Neo-Nazi who posted a video of him beating up a black Channel Nine security guard remains behind bars after allegedly assaulting a group of hikers with knives after they objected to his racist stickers
- Thomas Sewell, 28, is the leader of the racist group European Australian Movement
- In March, he was filmed beating up a security guard while storming Nine’s offices
- Arrested last month charged with assaulting hikers with his Nazi group followers
- Police fear he is brainwashing young people into white supremacists and opposes bail
A self-proclaimed white supremacist and “soldier for the white race” is a serious concern to Victoria Police, who fear he is indoctrinating people into a neo-Nazi subculture.
Thomas Sewell, 28, is the leader of a right-wing organization called the European Australian Movement and is heavily involved in the right-wing National Socialist Movement.
Sewell is behind bars and faces serious charges, including armed robbery and assault on a group of hikers in a Victorian state park, and assault on a Channel Nine security guard.
He asked for bail at Melbourne Magistrates Court on Wednesday but was denied.
Sewell delivers a Nazi salute in footage played on A Current Affair
Victoria Police counter-terrorism detective Michael Taylor told the court that Sewell had “remarkable greatness about himself and the white race” and is unwavering in his belief that white people are being exterminated.
He is said to have told a right-wing podcast that “I am a political soldier for the white race and Adolf Hitler is my leader,” he said.
“I’m a white supremacist… we’re 100 percent better in every way, shape and form,” Sewell is said to have said.
Sewell remains in custody on serious charges, including armed robbery and theft of a violent knife incident in Victoria’s Cathedral Ranges State Park, northeast of Melbourne, on May 21 this year.
The guard tells the man who is filming to stop filming and leave. Thomas Sewell (right) watching
Shocked bystanders watch as Sewell punches the guard multiple times, who falls backwards and is knocked to the ground
It is alleged that Sewell and a group of EAM and NSM members were hiking in the park when another group of hikers noticed ‘Australia for the white man’ stickers pasted along the trail.

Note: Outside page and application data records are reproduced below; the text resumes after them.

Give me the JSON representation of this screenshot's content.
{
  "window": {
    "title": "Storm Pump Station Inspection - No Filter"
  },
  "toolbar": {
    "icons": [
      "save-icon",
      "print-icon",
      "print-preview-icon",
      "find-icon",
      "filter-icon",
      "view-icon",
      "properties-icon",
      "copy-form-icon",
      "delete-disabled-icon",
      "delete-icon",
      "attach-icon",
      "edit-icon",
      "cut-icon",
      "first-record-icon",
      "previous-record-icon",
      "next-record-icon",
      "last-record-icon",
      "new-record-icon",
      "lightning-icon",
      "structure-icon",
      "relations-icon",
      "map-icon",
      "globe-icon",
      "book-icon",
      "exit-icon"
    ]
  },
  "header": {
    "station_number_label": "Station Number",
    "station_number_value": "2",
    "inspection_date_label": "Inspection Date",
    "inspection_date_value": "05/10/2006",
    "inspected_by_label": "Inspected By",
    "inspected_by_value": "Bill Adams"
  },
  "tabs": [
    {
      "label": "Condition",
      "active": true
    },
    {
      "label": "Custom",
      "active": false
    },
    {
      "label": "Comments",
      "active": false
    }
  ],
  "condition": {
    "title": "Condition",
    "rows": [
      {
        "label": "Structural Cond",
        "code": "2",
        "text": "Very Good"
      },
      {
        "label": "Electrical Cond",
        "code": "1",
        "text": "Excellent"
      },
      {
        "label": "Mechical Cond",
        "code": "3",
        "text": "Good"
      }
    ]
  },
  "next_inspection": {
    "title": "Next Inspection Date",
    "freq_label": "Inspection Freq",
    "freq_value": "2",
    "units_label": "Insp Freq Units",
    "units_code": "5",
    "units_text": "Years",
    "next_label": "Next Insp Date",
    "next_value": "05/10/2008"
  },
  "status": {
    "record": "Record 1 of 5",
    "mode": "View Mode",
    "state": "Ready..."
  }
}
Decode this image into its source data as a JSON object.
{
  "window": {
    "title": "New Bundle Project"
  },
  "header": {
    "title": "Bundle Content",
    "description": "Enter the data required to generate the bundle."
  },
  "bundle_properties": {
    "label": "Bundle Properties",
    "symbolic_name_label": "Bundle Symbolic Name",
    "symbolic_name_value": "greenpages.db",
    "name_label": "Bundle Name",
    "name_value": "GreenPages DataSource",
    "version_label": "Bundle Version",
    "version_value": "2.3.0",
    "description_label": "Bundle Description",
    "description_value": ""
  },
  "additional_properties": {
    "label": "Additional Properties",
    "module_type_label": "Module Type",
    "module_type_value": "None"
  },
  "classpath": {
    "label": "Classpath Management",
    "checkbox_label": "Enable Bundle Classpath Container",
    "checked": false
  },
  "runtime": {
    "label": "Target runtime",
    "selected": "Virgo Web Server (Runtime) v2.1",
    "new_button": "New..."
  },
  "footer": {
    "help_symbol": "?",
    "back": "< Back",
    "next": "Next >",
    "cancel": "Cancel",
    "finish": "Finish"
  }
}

The walkers speculated that the group was “probably the Nazis” who had been featured in news reports about groups camping in the Grampians during Australia Day.
One of the hikers briefly filmed the group in the parking lot before noticing one of the group running towards them and yelling “Antifa” – a reference to a left-wing organization.

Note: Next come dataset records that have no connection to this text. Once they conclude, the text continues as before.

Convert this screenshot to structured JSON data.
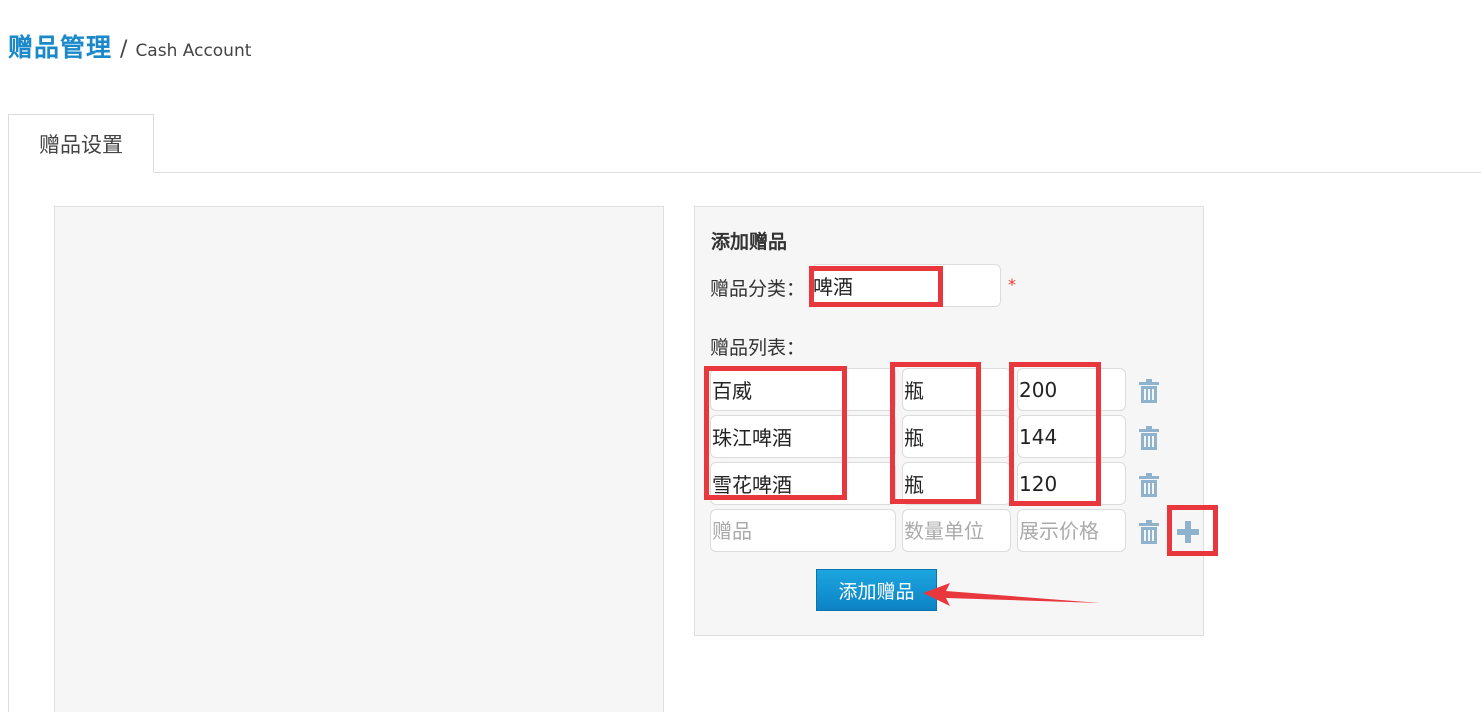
{
  "header": {
    "title": "赠品管理",
    "separator": "/",
    "subtitle": "Cash Account"
  },
  "tabs": [
    {
      "label": "赠品设置",
      "active": true
    }
  ],
  "form": {
    "title": "添加赠品",
    "category_label": "赠品分类：",
    "category_value": "啤酒",
    "required_mark": "*",
    "list_label": "赠品列表：",
    "items": [
      {
        "name": "百威",
        "unit": "瓶",
        "price": "200"
      },
      {
        "name": "珠江啤酒",
        "unit": "瓶",
        "price": "144"
      },
      {
        "name": "雪花啤酒",
        "unit": "瓶",
        "price": "120"
      }
    ],
    "new_item_placeholders": {
      "name": "赠品",
      "unit": "数量单位",
      "price": "展示价格"
    },
    "submit_label": "添加赠品"
  },
  "icons": {
    "delete": "trash-icon",
    "add": "plus-icon"
  },
  "colors": {
    "brand": "#1a88c9",
    "button": "#0c82c4",
    "annotation": "#e8383d",
    "required": "#e53935",
    "icon": "#8fb3cc"
  }
}
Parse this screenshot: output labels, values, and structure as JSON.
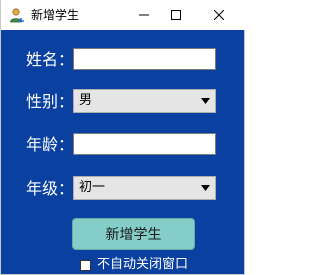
{
  "window": {
    "title": "新增学生",
    "controls": {
      "minimize": "minimize",
      "maximize": "maximize",
      "close": "close"
    }
  },
  "form": {
    "name": {
      "label": "姓名：",
      "value": ""
    },
    "gender": {
      "label": "性别：",
      "selected": "男"
    },
    "age": {
      "label": "年龄：",
      "value": ""
    },
    "grade": {
      "label": "年级：",
      "selected": "初一"
    }
  },
  "actions": {
    "add_label": "新增学生",
    "no_autoclose_label": "不自动关闭窗口",
    "no_autoclose_checked": false
  },
  "colors": {
    "background": "#0a41a0",
    "button": "#84cdc8",
    "text": "#ffffff"
  },
  "icons": {
    "app": "user-icon",
    "dropdown": "chevron-down-icon"
  }
}
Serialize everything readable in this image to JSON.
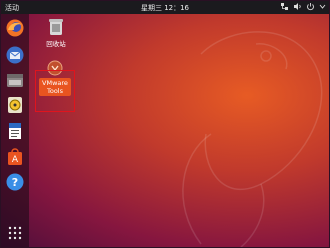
{
  "topbar": {
    "activities_label": "活动",
    "clock": "星期三 12：16",
    "tray": {
      "network_icon": "network-icon",
      "volume_icon": "volume-icon",
      "power_icon": "power-icon",
      "menu_icon": "chevron-down-icon"
    }
  },
  "dock": {
    "items": [
      {
        "name": "firefox-launcher",
        "icon": "firefox-icon"
      },
      {
        "name": "thunderbird-launcher",
        "icon": "mail-icon"
      },
      {
        "name": "files-launcher",
        "icon": "files-icon"
      },
      {
        "name": "rhythmbox-launcher",
        "icon": "music-icon"
      },
      {
        "name": "writer-launcher",
        "icon": "document-icon"
      },
      {
        "name": "software-launcher",
        "icon": "store-icon"
      },
      {
        "name": "help-launcher",
        "icon": "help-icon"
      }
    ],
    "show_apps_icon": "apps-grid-icon"
  },
  "desktop": {
    "trash_label": "回收站",
    "vmware_label_line1": "VMware",
    "vmware_label_line2": "Tools"
  },
  "colors": {
    "accent": "#e95420",
    "selection": "#e0141d",
    "topbar": "#1b1a1e"
  }
}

None of the six hikers have any ties to leftist organizations, including Antifa.
It is alleged that Sewell smashed a passenger window of one of the hikers’ cars, while another person smashed the driver’s side window. DNA matched a sample from Sewell.
The neo-Nazi then holds the guard to the ground as bystanders yell at him to stop and get off the man, who was just doing his job
The court heard that knives, wielded by people wearing balaclavas, were stabbed through the driver’s window.
Several of the other walkers were reportedly stopped and told ‘we’re not attacking you, we just want you to stay put’.
The groups were eventually allowed to drive away. Detective Senior Constable Taylor said two of the alleged victims were “too terrified of prosecution” to do so.
Sewell was out on bail at the time after being charged with beating a guard six times in the head outside Channel Nine’s Melbourne headquarters in March.
It is alleged that Sewell went to the office to talk to senior executives about an A Current Affair segment airing in March about homegrown neo-Nazi groups camped in regional Victoria, in which Sewell is common.
The Channel Nine security guard was taken to hospital by ambulance and Victoria Police received CCTV footage of the incident
Det Sen Const Taylor said police have found hunting knives and an ax in Sewell’s bedroom and brass knuckles in his car, and fear he is becoming increasingly erratic, volatile and violent.
Sewell’s attorney Kieran Reynolds said the case against his client was not as strong as police did and offered a series of bail conditions, including that he live with his father.
Tony Sewell said he absolutely did not share his son’s political beliefs, nor did they talk about them.
Mr Reynolds said the case is likely to go to trial, which could take up to two years.